The problem:
From the line containing "What's the underlying" to the final line of the listing, restate each line word for word and add nothing.

________________________________________

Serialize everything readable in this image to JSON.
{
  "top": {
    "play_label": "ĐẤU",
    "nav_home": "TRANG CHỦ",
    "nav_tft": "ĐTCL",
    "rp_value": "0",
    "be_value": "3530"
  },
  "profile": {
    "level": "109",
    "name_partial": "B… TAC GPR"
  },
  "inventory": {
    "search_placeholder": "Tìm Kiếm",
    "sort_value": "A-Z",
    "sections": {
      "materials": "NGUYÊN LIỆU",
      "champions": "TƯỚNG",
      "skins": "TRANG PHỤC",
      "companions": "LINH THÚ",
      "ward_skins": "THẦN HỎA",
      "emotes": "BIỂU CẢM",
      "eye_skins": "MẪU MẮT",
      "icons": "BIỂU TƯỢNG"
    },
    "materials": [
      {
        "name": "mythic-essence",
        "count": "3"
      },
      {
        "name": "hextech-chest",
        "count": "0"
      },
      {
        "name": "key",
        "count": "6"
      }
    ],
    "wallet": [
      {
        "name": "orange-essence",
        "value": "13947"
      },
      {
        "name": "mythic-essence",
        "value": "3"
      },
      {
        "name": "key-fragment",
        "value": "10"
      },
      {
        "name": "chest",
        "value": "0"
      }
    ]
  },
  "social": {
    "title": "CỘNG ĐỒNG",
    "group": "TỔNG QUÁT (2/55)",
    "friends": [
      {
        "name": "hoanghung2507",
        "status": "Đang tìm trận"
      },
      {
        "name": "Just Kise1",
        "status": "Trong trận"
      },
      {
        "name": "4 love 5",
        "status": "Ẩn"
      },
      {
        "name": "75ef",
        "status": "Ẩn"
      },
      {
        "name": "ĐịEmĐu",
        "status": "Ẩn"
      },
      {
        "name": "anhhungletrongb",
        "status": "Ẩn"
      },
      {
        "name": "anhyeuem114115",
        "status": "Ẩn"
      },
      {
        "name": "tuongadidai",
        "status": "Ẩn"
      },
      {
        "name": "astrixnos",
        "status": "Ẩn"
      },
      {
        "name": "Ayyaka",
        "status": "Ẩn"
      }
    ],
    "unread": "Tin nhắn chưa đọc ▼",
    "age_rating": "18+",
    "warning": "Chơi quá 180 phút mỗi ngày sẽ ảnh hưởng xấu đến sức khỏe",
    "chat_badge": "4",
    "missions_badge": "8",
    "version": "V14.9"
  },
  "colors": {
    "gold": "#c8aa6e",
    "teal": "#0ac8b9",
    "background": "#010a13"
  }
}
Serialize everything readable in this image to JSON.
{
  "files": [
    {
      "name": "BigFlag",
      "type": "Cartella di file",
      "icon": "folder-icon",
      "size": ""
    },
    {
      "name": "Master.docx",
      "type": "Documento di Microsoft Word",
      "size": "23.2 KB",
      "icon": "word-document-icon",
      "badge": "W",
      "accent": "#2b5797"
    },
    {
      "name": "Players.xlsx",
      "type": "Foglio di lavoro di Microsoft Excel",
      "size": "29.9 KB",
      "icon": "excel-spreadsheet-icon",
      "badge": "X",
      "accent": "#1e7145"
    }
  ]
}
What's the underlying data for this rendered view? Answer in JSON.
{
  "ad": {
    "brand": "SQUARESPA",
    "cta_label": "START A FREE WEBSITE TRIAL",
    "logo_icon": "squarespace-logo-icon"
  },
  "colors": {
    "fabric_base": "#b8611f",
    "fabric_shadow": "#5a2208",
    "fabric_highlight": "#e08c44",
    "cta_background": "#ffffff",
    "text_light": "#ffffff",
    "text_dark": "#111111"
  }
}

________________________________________

Reply:
What's the underlying data for this rendered view? Answer in JSON.
{
  "ad": {
    "brand": "SQUARESPA",
    "cta_label": "START A FREE WEBSITE TRIAL",
    "logo_icon": "squarespace-logo-icon"
  },
  "colors": {
    "fabric_base": "#b8611f",
    "fabric_shadow": "#5a2208",
    "fabric_highlight": "#e08c44",
    "cta_background": "#ffffff",
    "text_light": "#ffffff",
    "text_dark": "#111111"
  }
}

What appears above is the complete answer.